Work instructions:
The entries need to be copied exactly as they stand, images left out.

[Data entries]
+ + + + +
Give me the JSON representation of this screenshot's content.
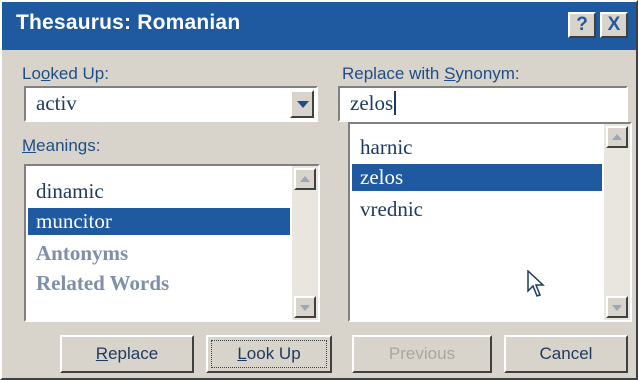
{
  "window": {
    "title": "Thesaurus: Romanian"
  },
  "titlebar": {
    "help_label": "?",
    "close_label": "X"
  },
  "looked_up": {
    "label_pre": "Lo",
    "label_key": "o",
    "label_post": "ked Up:",
    "value": "activ"
  },
  "replace_with": {
    "label_pre": "Replace with ",
    "label_key": "S",
    "label_post": "ynonym:",
    "value": "zelos"
  },
  "meanings": {
    "label_key": "M",
    "label_post": "eanings:",
    "items": [
      {
        "text": "dinamic"
      },
      {
        "text": "muncitor",
        "selected": true
      },
      {
        "text": "Antonyms"
      },
      {
        "text": "Related Words"
      }
    ]
  },
  "synonyms": {
    "items": [
      {
        "text": "harnic"
      },
      {
        "text": "zelos",
        "selected": true
      },
      {
        "text": "vrednic"
      }
    ]
  },
  "buttons": {
    "replace": {
      "key": "R",
      "rest": "eplace"
    },
    "lookup": {
      "key": "L",
      "rest": "ook Up"
    },
    "previous": "Previous",
    "cancel": "Cancel"
  },
  "colors": {
    "title_bar": "#1f5aa0",
    "selection": "#1f5aa0",
    "face": "#d8d4cb"
  }
}
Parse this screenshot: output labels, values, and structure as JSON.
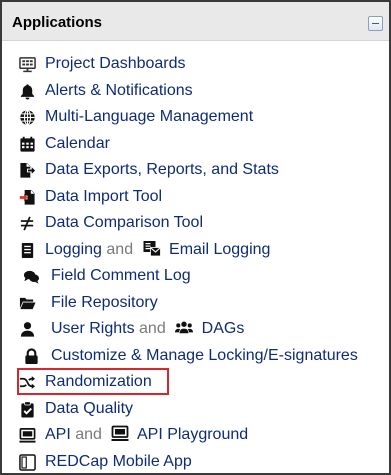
{
  "panel": {
    "title": "Applications",
    "collapse_icon": "minus-box-icon"
  },
  "items": [
    {
      "label": "Project Dashboards",
      "icon": "dashboard-icon"
    },
    {
      "label": "Alerts & Notifications",
      "icon": "bell-icon"
    },
    {
      "label": "Multi-Language Management",
      "icon": "globe-icon"
    },
    {
      "label": "Calendar",
      "icon": "calendar-icon"
    },
    {
      "label": "Data Exports, Reports, and Stats",
      "icon": "file-export-icon"
    },
    {
      "label": "Data Import Tool",
      "icon": "file-import-icon"
    },
    {
      "label": "Data Comparison Tool",
      "icon": "not-equal-icon"
    },
    {
      "label": "Logging",
      "joiner": "and",
      "label2": "Email Logging",
      "icon": "logging-icon",
      "icon2": "email-logging-icon"
    },
    {
      "label": "Field Comment Log",
      "icon": "comments-icon"
    },
    {
      "label": "File Repository",
      "icon": "folder-icon"
    },
    {
      "label": "User Rights",
      "joiner": "and",
      "label2": "DAGs",
      "icon": "user-icon",
      "icon2": "users-group-icon"
    },
    {
      "label": "Customize & Manage Locking/E-signatures",
      "icon": "lock-icon"
    },
    {
      "label": "Randomization",
      "icon": "random-icon",
      "highlighted": true
    },
    {
      "label": "Data Quality",
      "icon": "clipboard-check-icon"
    },
    {
      "label": "API",
      "joiner": "and",
      "label2": "API Playground",
      "icon": "api-icon",
      "icon2": "api-playground-icon"
    },
    {
      "label": "REDCap Mobile App",
      "icon": "tablet-icon"
    }
  ],
  "colors": {
    "link": "#0e2c76",
    "muted": "#7a7a7a",
    "header_bg": "#e9e9e9",
    "highlight": "#d9262c"
  }
}
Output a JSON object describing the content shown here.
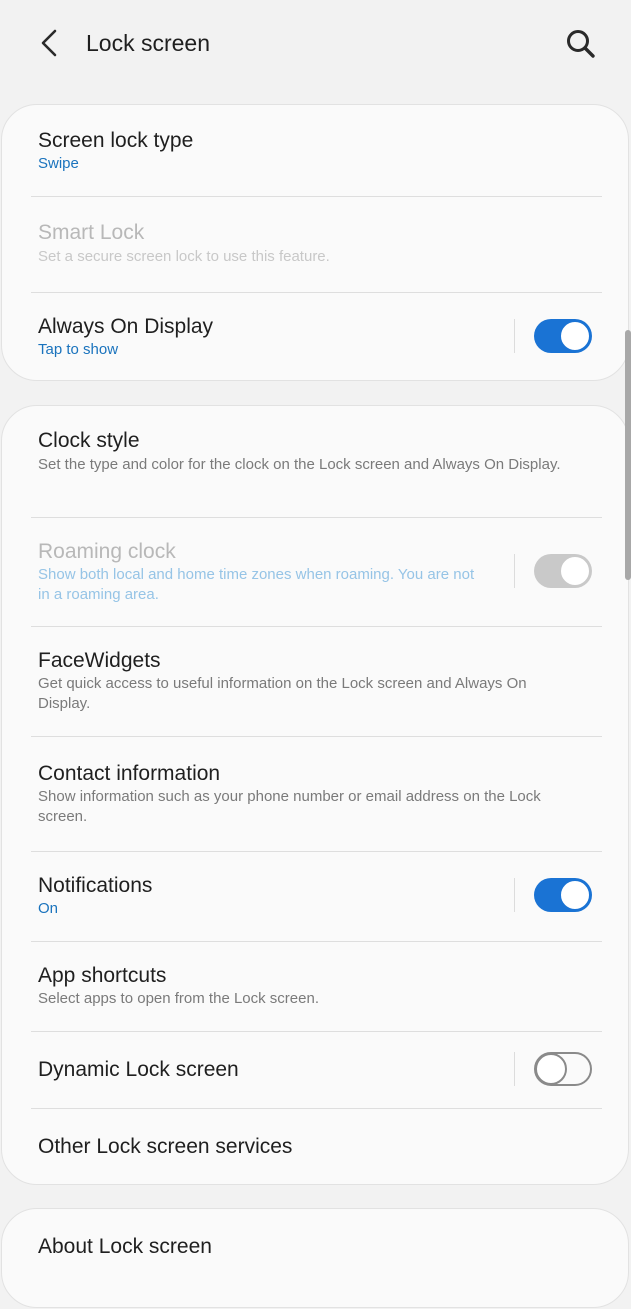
{
  "header": {
    "title": "Lock screen",
    "back_icon": "back-arrow-icon",
    "search_icon": "search-icon"
  },
  "card1": {
    "screen_lock_type": {
      "title": "Screen lock type",
      "value": "Swipe"
    },
    "smart_lock": {
      "title": "Smart Lock",
      "subtitle": "Set a secure screen lock to use this feature.",
      "enabled": false
    },
    "always_on_display": {
      "title": "Always On Display",
      "value": "Tap to show",
      "toggle": true
    }
  },
  "card2": {
    "clock_style": {
      "title": "Clock style",
      "subtitle": "Set the type and color for the clock on the Lock screen and Always On Display."
    },
    "roaming_clock": {
      "title": "Roaming clock",
      "subtitle": "Show both local and home time zones when roaming. You are not in a roaming area.",
      "toggle": true,
      "enabled": false
    },
    "facewidgets": {
      "title": "FaceWidgets",
      "subtitle": "Get quick access to useful information on the Lock screen and Always On Display."
    },
    "contact_information": {
      "title": "Contact information",
      "subtitle": "Show information such as your phone number or email address on the Lock screen."
    },
    "notifications": {
      "title": "Notifications",
      "value": "On",
      "toggle": true
    },
    "app_shortcuts": {
      "title": "App shortcuts",
      "subtitle": "Select apps to open from the Lock screen."
    },
    "dynamic_lock_screen": {
      "title": "Dynamic Lock screen",
      "toggle": false
    },
    "other_services": {
      "title": "Other Lock screen services"
    }
  },
  "card3": {
    "about": {
      "title": "About Lock screen"
    }
  },
  "colors": {
    "accent": "#1a73d4",
    "link_text": "#1a73bd",
    "background": "#f2f2f2",
    "card": "#fafafa"
  }
}
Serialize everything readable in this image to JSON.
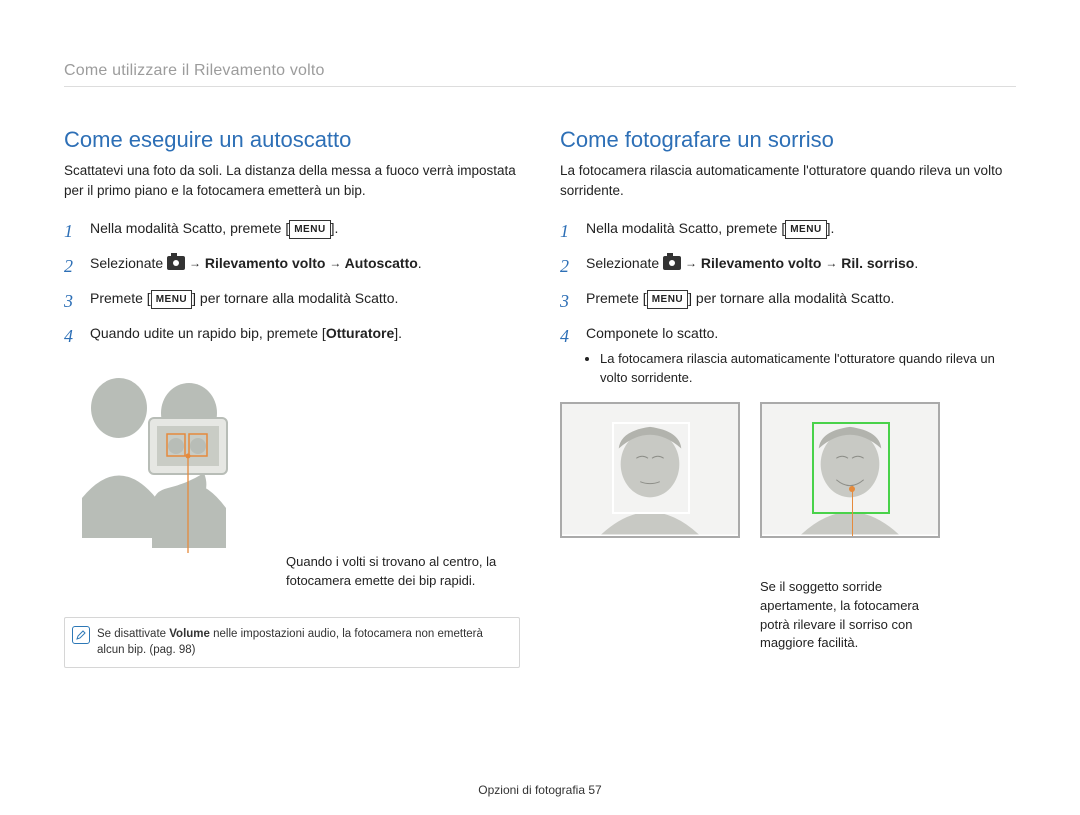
{
  "breadcrumb": "Come utilizzare il Rilevamento volto",
  "left": {
    "title": "Come eseguire un autoscatto",
    "intro": "Scattatevi una foto da soli. La distanza della messa a fuoco verrà impostata per il primo piano e la fotocamera emetterà un bip.",
    "steps": {
      "s1_a": "Nella modalità Scatto, premete [",
      "s1_b": "].",
      "s2_a": "Selezionate ",
      "s2_b": " Rilevamento volto ",
      "s2_c": " Autoscatto",
      "s2_d": ".",
      "s3_a": "Premete [",
      "s3_b": "] per tornare alla modalità Scatto.",
      "s4_a": "Quando udite un rapido bip, premete [",
      "s4_b": "Otturatore",
      "s4_c": "]."
    },
    "menu_label": "MENU",
    "illus_caption": "Quando i volti si trovano al centro, la fotocamera emette dei bip rapidi.",
    "note_a": "Se disattivate ",
    "note_b": "Volume",
    "note_c": " nelle impostazioni audio, la fotocamera non emetterà alcun bip. (pag. 98)"
  },
  "right": {
    "title": "Come fotografare un sorriso",
    "intro": "La fotocamera rilascia automaticamente l'otturatore quando rileva un volto sorridente.",
    "steps": {
      "s1_a": "Nella modalità Scatto, premete [",
      "s1_b": "].",
      "s2_a": "Selezionate ",
      "s2_b": " Rilevamento volto ",
      "s2_c": " Ril. sorriso",
      "s2_d": ".",
      "s3_a": "Premete [",
      "s3_b": "] per tornare alla modalità Scatto.",
      "s4_a": "Componete lo scatto.",
      "s4_bullet": "La fotocamera rilascia automaticamente l'otturatore quando rileva un volto sorridente."
    },
    "menu_label": "MENU",
    "smile_caption": "Se il soggetto sorride apertamente, la fotocamera potrà rilevare il sorriso con maggiore facilità."
  },
  "arrow": "→",
  "footer_a": "Opzioni di fotografia  ",
  "footer_b": "57"
}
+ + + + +
Answer space:
Give me the JSON representation of this screenshot's content.
{
  "window": {
    "title": "Thesaurus: Romanian"
  },
  "titlebar": {
    "help_label": "?",
    "close_label": "X"
  },
  "looked_up": {
    "label_pre": "Lo",
    "label_key": "o",
    "label_post": "ked Up:",
    "value": "activ"
  },
  "replace_with": {
    "label_pre": "Replace with ",
    "label_key": "S",
    "label_post": "ynonym:",
    "value": "zelos"
  },
  "meanings": {
    "label_key": "M",
    "label_post": "eanings:",
    "items": [
      {
        "text": "dinamic"
      },
      {
        "text": "muncitor",
        "selected": true
      },
      {
        "text": "Antonyms"
      },
      {
        "text": "Related Words"
      }
    ]
  },
  "synonyms": {
    "items": [
      {
        "text": "harnic"
      },
      {
        "text": "zelos",
        "selected": true
      },
      {
        "text": "vrednic"
      }
    ]
  },
  "buttons": {
    "replace": {
      "key": "R",
      "rest": "eplace"
    },
    "lookup": {
      "key": "L",
      "rest": "ook Up"
    },
    "previous": "Previous",
    "cancel": "Cancel"
  },
  "colors": {
    "title_bar": "#1f5aa0",
    "selection": "#1f5aa0",
    "face": "#d8d4cb"
  }
}
Parse this screenshot: output labels, values, and structure as JSON.
{
  "panel": {
    "title": "Applications",
    "collapse_icon": "minus-box-icon"
  },
  "items": [
    {
      "label": "Project Dashboards",
      "icon": "dashboard-icon"
    },
    {
      "label": "Alerts & Notifications",
      "icon": "bell-icon"
    },
    {
      "label": "Multi-Language Management",
      "icon": "globe-icon"
    },
    {
      "label": "Calendar",
      "icon": "calendar-icon"
    },
    {
      "label": "Data Exports, Reports, and Stats",
      "icon": "file-export-icon"
    },
    {
      "label": "Data Import Tool",
      "icon": "file-import-icon"
    },
    {
      "label": "Data Comparison Tool",
      "icon": "not-equal-icon"
    },
    {
      "label": "Logging",
      "joiner": "and",
      "label2": "Email Logging",
      "icon": "logging-icon",
      "icon2": "email-logging-icon"
    },
    {
      "label": "Field Comment Log",
      "icon": "comments-icon"
    },
    {
      "label": "File Repository",
      "icon": "folder-icon"
    },
    {
      "label": "User Rights",
      "joiner": "and",
      "label2": "DAGs",
      "icon": "user-icon",
      "icon2": "users-group-icon"
    },
    {
      "label": "Customize & Manage Locking/E-signatures",
      "icon": "lock-icon"
    },
    {
      "label": "Randomization",
      "icon": "random-icon",
      "highlighted": true
    },
    {
      "label": "Data Quality",
      "icon": "clipboard-check-icon"
    },
    {
      "label": "API",
      "joiner": "and",
      "label2": "API Playground",
      "icon": "api-icon",
      "icon2": "api-playground-icon"
    },
    {
      "label": "REDCap Mobile App",
      "icon": "tablet-icon"
    }
  ],
  "colors": {
    "link": "#0e2c76",
    "muted": "#7a7a7a",
    "header_bg": "#e9e9e9",
    "highlight": "#d9262c"
  }
}
Output a JSON object describing the content shown here.
{
  "header": {
    "title": "Lock screen",
    "back_icon": "back-arrow-icon",
    "search_icon": "search-icon"
  },
  "card1": {
    "screen_lock_type": {
      "title": "Screen lock type",
      "value": "Swipe"
    },
    "smart_lock": {
      "title": "Smart Lock",
      "subtitle": "Set a secure screen lock to use this feature.",
      "enabled": false
    },
    "always_on_display": {
      "title": "Always On Display",
      "value": "Tap to show",
      "toggle": true
    }
  },
  "card2": {
    "clock_style": {
      "title": "Clock style",
      "subtitle": "Set the type and color for the clock on the Lock screen and Always On Display."
    },
    "roaming_clock": {
      "title": "Roaming clock",
      "subtitle": "Show both local and home time zones when roaming. You are not in a roaming area.",
      "toggle": true,
      "enabled": false
    },
    "facewidgets": {
      "title": "FaceWidgets",
      "subtitle": "Get quick access to useful information on the Lock screen and Always On Display."
    },
    "contact_information": {
      "title": "Contact information",
      "subtitle": "Show information such as your phone number or email address on the Lock screen."
    },
    "notifications": {
      "title": "Notifications",
      "value": "On",
      "toggle": true
    },
    "app_shortcuts": {
      "title": "App shortcuts",
      "subtitle": "Select apps to open from the Lock screen."
    },
    "dynamic_lock_screen": {
      "title": "Dynamic Lock screen",
      "toggle": false
    },
    "other_services": {
      "title": "Other Lock screen services"
    }
  },
  "card3": {
    "about": {
      "title": "About Lock screen"
    }
  },
  "colors": {
    "accent": "#1a73d4",
    "link_text": "#1a73bd",
    "background": "#f2f2f2",
    "card": "#fafafa"
  }
}
Serialize everything readable in this image to JSON.
{
  "breadcrumb": "Come utilizzare il Rilevamento volto",
  "left": {
    "title": "Come eseguire un autoscatto",
    "intro": "Scattatevi una foto da soli. La distanza della messa a fuoco verrà impostata per il primo piano e la fotocamera emetterà un bip.",
    "steps": {
      "s1_a": "Nella modalità Scatto, premete [",
      "s1_b": "].",
      "s2_a": "Selezionate ",
      "s2_b": " Rilevamento volto ",
      "s2_c": " Autoscatto",
      "s2_d": ".",
      "s3_a": "Premete [",
      "s3_b": "] per tornare alla modalità Scatto.",
      "s4_a": "Quando udite un rapido bip, premete [",
      "s4_b": "Otturatore",
      "s4_c": "]."
    },
    "menu_label": "MENU",
    "illus_caption": "Quando i volti si trovano al centro, la fotocamera emette dei bip rapidi.",
    "note_a": "Se disattivate ",
    "note_b": "Volume",
    "note_c": " nelle impostazioni audio, la fotocamera non emetterà alcun bip. (pag. 98)"
  },
  "right": {
    "title": "Come fotografare un sorriso",
    "intro": "La fotocamera rilascia automaticamente l'otturatore quando rileva un volto sorridente.",
    "steps": {
      "s1_a": "Nella modalità Scatto, premete [",
      "s1_b": "].",
      "s2_a": "Selezionate ",
      "s2_b": " Rilevamento volto ",
      "s2_c": " Ril. sorriso",
      "s2_d": ".",
      "s3_a": "Premete [",
      "s3_b": "] per tornare alla modalità Scatto.",
      "s4_a": "Componete lo scatto.",
      "s4_bullet": "La fotocamera rilascia automaticamente l'otturatore quando rileva un volto sorridente."
    },
    "menu_label": "MENU",
    "smile_caption": "Se il soggetto sorride apertamente, la fotocamera potrà rilevare il sorriso con maggiore facilità."
  },
  "arrow": "→",
  "footer_a": "Opzioni di fotografia  ",
  "footer_b": "57"
}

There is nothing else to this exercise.